[Image courtesy of standupandspeakto.us]
Today’s Election Data Dispatch from Pew examines the recent statement by South Carolina state election director Marci Andino about allegations of “deceased voters” possibly casting ballots in the Palmetto State.
Andino’s remarks came in testimony before the House Election Laws Subcommittee, and focused on a sample of six voters (out of more than 900 on the overall list) provided to her office by the Attorney General’s office.
Using those six names, the state election office was able to determine the following (from Andino’s statement):
- +One was an absentee ballot cast by a voter who then died before election day;
- +Another was the result of an error by a poll worker who mistakenly marked the voter as Samuel Ferguson, Jr. when the voter was in fact Samuel Ferguson, III;
- +Two were the result of stray marks on the voter registration list detected by the scanner – again, a clerical error;
- +The final two were the result of poll managers incorrectly marking the name of the voter in question instead of the voter listed either above or below on the list.
In short, only one of the six voters examined is actually dead – and that voter was a valid voter when his or her ballot was cast.
These findings suggest that voter data can be very messy given the intensely human nature of voting and the increasing role of technology in the process.
Nevertheless, while the analysis is not conclusive as to the validity of all of the votes cast by purportedly dead voters, it certainly suggests that the number of fraudulent votes cast in the name of the departed is somewhere south of the full list of 900.
In the aftermath of Andino’s testimony, two major issues remain:
- Whether the State Election Commission will get access to the full list of names being investigated by the Attorney General and the State Law Enforcement Commission; and
- What impact the emerging uncertainty about the data will have on South Carolina’s continued efforts – including a lawsuit – to overcome the U.S. Justice Department’s objection to its new photo voter ID law.
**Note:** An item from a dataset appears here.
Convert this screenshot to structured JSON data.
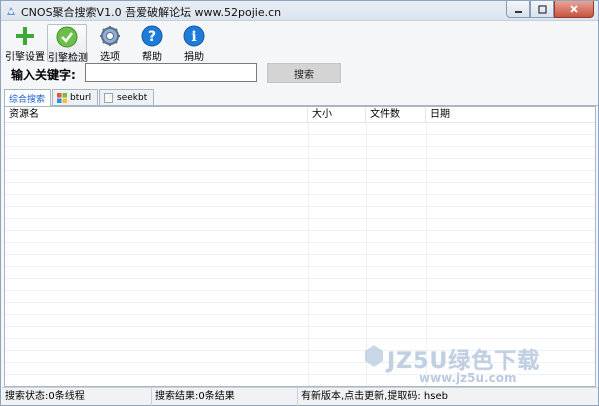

In short, the data has already begun to speak in South Carolina; what remains is to discover if it will be allowed to finish – and if so if anyone will be listening.